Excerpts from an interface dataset
====
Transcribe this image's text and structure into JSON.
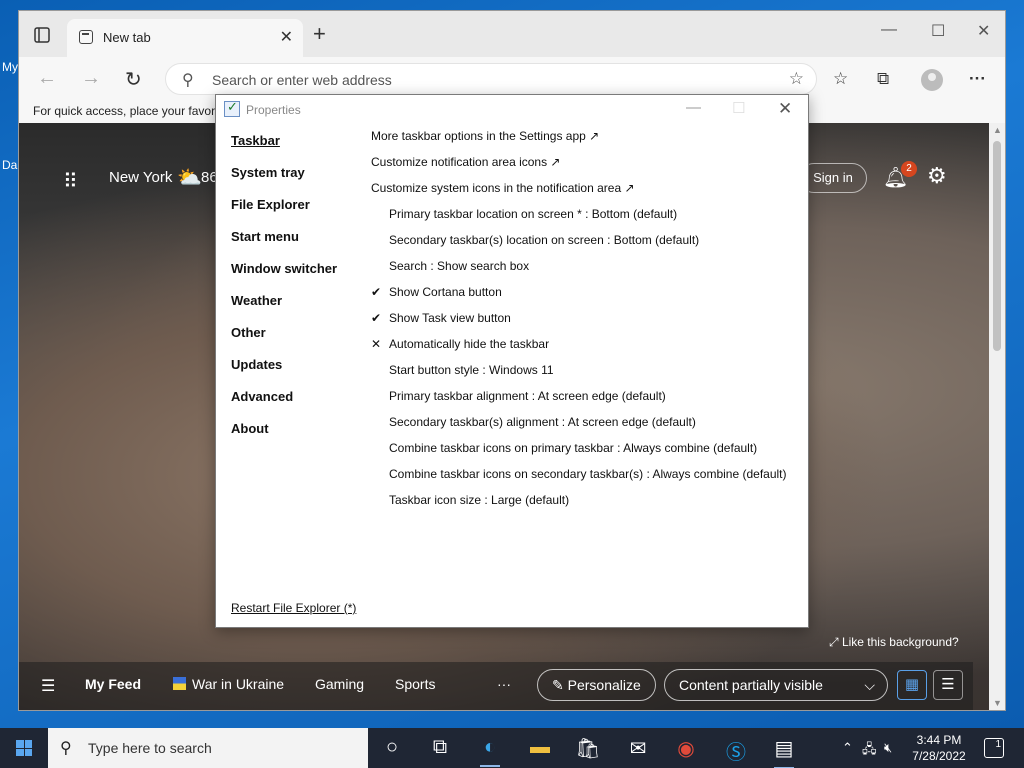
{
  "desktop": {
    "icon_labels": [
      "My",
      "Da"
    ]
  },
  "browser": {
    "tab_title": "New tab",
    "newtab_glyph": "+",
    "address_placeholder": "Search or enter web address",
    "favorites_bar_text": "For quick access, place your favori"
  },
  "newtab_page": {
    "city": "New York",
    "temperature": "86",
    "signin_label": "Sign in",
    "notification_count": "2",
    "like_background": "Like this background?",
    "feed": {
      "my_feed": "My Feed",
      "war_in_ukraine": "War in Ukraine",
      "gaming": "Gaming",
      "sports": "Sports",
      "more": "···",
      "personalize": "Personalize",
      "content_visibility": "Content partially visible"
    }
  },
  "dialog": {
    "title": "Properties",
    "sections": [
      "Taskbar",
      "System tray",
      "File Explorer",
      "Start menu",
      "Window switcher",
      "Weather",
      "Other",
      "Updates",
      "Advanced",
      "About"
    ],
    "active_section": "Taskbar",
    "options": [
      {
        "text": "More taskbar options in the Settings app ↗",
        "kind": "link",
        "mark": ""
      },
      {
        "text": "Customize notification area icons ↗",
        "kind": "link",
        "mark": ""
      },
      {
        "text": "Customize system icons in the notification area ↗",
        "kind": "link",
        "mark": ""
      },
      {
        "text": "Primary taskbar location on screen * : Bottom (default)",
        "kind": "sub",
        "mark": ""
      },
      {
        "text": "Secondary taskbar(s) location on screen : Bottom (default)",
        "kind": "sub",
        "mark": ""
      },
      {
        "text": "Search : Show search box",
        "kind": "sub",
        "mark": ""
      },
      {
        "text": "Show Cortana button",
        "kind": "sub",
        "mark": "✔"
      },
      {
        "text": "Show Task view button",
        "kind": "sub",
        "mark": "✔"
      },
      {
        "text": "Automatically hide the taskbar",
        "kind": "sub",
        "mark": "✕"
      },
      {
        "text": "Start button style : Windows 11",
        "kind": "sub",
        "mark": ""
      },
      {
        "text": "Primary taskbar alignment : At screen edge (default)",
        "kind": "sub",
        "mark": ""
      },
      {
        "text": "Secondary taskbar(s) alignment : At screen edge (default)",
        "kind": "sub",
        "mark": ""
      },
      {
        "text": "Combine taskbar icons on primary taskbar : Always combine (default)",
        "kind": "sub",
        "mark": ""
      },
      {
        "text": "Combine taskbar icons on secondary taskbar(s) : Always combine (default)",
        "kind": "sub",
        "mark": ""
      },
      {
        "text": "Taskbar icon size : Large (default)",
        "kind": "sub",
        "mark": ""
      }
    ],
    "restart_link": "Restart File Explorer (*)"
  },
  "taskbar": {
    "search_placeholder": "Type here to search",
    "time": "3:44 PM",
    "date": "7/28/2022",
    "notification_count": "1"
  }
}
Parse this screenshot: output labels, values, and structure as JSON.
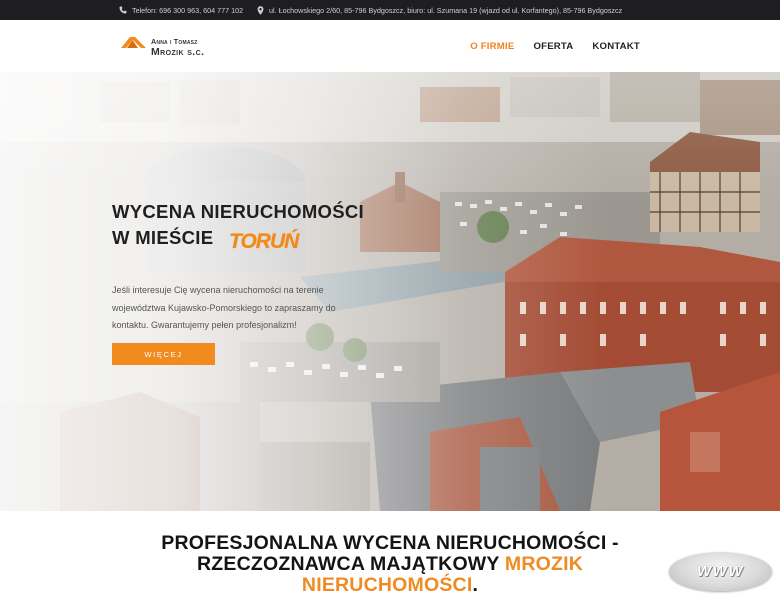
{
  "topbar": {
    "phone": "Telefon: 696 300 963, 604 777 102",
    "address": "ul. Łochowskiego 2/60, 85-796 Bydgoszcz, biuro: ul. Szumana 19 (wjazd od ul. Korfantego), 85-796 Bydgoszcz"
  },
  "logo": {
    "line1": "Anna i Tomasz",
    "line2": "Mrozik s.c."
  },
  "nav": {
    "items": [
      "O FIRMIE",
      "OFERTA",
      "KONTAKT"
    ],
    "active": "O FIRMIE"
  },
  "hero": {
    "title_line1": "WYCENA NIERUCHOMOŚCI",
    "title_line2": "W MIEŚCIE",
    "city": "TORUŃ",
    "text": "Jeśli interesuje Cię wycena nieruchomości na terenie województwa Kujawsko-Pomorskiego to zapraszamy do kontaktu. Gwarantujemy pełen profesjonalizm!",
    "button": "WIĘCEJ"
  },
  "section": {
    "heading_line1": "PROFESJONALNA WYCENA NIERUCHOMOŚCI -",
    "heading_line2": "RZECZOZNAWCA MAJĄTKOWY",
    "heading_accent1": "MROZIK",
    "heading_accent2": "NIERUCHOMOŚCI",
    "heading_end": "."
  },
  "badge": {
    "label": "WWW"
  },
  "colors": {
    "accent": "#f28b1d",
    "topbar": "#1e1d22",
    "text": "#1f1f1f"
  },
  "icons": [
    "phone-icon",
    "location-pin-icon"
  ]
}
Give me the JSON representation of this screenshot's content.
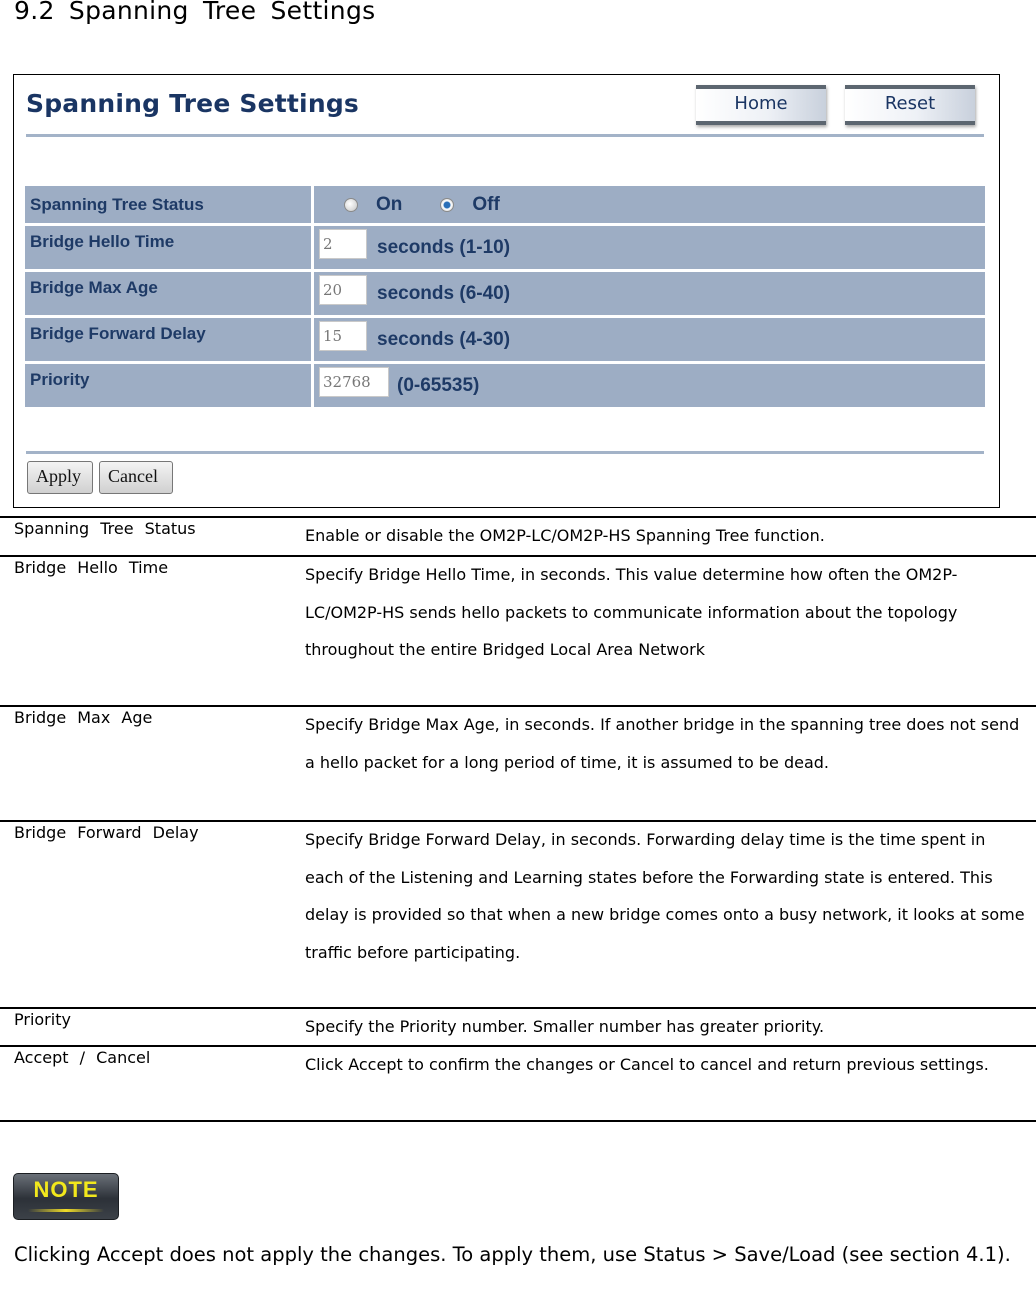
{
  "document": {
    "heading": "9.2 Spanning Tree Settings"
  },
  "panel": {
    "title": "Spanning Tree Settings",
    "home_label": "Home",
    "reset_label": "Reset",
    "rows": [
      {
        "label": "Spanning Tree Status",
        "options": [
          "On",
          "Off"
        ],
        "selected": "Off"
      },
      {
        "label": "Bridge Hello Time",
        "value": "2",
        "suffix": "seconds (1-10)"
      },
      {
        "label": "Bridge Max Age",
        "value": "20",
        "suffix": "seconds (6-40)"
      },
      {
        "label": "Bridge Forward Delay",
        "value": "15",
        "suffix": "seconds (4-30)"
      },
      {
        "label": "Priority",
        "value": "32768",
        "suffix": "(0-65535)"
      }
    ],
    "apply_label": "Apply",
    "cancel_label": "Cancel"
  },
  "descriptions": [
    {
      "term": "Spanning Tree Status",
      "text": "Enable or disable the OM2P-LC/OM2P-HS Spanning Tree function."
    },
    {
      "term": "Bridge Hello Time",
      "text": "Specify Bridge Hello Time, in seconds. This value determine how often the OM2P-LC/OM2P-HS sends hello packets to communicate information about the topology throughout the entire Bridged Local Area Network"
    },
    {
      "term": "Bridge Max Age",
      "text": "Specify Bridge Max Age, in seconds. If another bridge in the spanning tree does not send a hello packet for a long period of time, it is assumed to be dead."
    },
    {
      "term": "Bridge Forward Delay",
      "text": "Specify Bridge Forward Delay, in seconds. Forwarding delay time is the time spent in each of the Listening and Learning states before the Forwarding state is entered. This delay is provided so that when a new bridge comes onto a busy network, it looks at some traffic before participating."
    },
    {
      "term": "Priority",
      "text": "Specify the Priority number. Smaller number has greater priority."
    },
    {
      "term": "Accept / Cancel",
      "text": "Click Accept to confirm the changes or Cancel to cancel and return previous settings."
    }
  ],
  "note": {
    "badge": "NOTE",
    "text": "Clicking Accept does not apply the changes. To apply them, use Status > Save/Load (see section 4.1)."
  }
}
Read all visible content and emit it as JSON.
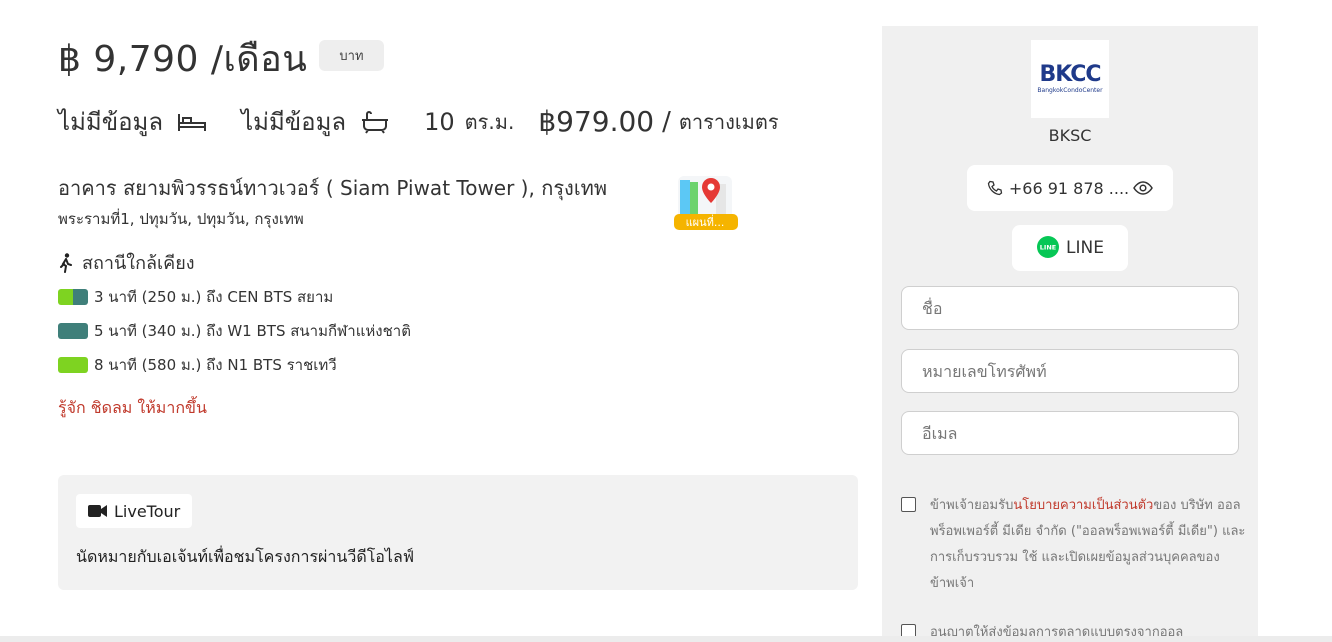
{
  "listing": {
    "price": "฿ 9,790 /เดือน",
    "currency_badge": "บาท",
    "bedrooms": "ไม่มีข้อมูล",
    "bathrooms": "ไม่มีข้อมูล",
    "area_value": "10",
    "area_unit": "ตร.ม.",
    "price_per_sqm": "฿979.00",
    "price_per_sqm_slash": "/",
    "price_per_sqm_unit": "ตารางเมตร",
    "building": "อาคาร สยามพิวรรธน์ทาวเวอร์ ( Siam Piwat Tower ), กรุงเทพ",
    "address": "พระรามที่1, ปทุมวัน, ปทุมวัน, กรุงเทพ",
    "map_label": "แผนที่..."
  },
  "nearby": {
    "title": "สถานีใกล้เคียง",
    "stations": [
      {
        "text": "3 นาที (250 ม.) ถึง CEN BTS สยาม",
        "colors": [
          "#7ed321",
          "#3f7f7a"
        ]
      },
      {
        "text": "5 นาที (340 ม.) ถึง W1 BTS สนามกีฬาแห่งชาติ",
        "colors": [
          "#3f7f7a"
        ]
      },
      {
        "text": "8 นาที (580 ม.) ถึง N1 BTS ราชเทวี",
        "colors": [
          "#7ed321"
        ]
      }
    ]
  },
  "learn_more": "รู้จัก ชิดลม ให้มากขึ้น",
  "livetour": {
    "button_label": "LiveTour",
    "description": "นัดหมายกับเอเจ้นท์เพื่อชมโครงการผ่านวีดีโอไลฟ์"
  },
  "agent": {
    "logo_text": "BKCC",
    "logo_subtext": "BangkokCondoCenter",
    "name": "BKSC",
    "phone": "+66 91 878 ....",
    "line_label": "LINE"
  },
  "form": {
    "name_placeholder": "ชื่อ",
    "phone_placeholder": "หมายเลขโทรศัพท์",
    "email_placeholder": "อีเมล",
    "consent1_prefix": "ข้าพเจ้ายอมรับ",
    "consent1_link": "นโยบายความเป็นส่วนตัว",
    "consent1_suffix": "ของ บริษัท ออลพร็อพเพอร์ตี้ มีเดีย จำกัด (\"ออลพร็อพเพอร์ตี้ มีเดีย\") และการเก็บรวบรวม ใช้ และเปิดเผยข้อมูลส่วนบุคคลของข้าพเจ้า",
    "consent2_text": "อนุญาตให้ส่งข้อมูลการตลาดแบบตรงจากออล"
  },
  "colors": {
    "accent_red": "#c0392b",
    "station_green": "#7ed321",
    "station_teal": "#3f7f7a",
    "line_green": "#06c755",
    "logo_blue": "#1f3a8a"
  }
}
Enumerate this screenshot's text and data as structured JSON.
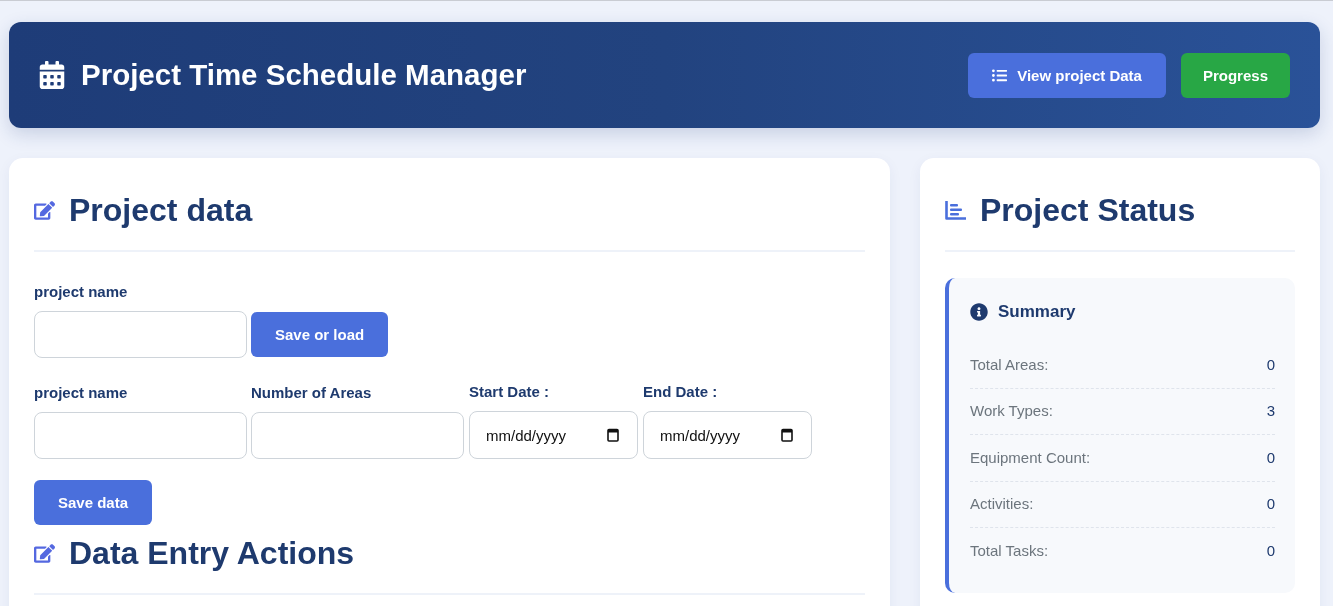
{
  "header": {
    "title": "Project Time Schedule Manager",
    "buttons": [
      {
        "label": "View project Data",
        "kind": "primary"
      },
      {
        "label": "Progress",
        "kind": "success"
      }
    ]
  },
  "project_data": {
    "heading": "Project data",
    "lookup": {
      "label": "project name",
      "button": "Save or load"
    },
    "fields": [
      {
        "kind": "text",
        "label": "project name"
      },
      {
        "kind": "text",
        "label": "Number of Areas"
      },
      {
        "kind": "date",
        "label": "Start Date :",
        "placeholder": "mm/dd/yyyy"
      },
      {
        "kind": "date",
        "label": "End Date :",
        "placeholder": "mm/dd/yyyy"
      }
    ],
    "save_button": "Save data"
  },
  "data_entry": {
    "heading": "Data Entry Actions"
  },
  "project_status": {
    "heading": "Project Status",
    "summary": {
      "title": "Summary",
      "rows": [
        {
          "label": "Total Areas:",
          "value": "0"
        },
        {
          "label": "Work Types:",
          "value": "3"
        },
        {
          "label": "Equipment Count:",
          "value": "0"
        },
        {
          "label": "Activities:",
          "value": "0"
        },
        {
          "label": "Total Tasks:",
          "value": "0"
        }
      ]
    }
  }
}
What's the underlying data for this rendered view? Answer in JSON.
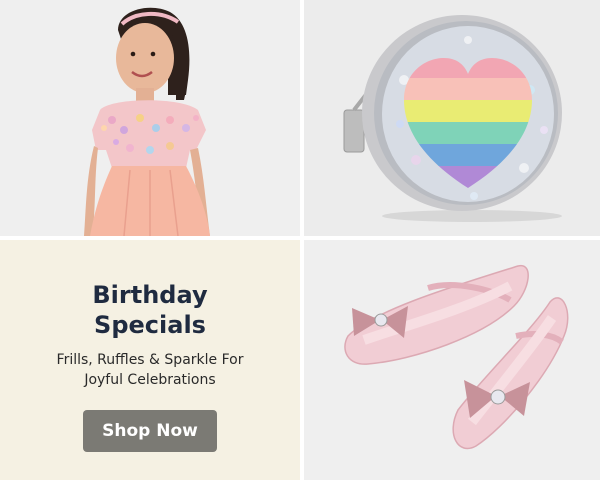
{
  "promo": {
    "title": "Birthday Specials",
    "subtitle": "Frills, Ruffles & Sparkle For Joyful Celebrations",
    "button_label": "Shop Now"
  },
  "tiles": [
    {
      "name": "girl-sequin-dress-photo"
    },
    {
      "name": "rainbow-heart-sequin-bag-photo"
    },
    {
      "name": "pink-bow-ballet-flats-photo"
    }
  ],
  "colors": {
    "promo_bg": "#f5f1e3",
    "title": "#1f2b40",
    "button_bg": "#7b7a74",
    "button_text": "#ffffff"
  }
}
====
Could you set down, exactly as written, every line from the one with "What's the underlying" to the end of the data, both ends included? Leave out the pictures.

Result –
What's the underlying data for this rendered view? Answer in JSON.
{
  "promo": {
    "title": "Birthday Specials",
    "subtitle": "Frills, Ruffles & Sparkle For Joyful Celebrations",
    "button_label": "Shop Now"
  },
  "tiles": [
    {
      "name": "girl-sequin-dress-photo"
    },
    {
      "name": "rainbow-heart-sequin-bag-photo"
    },
    {
      "name": "pink-bow-ballet-flats-photo"
    }
  ],
  "colors": {
    "promo_bg": "#f5f1e3",
    "title": "#1f2b40",
    "button_bg": "#7b7a74",
    "button_text": "#ffffff"
  }
}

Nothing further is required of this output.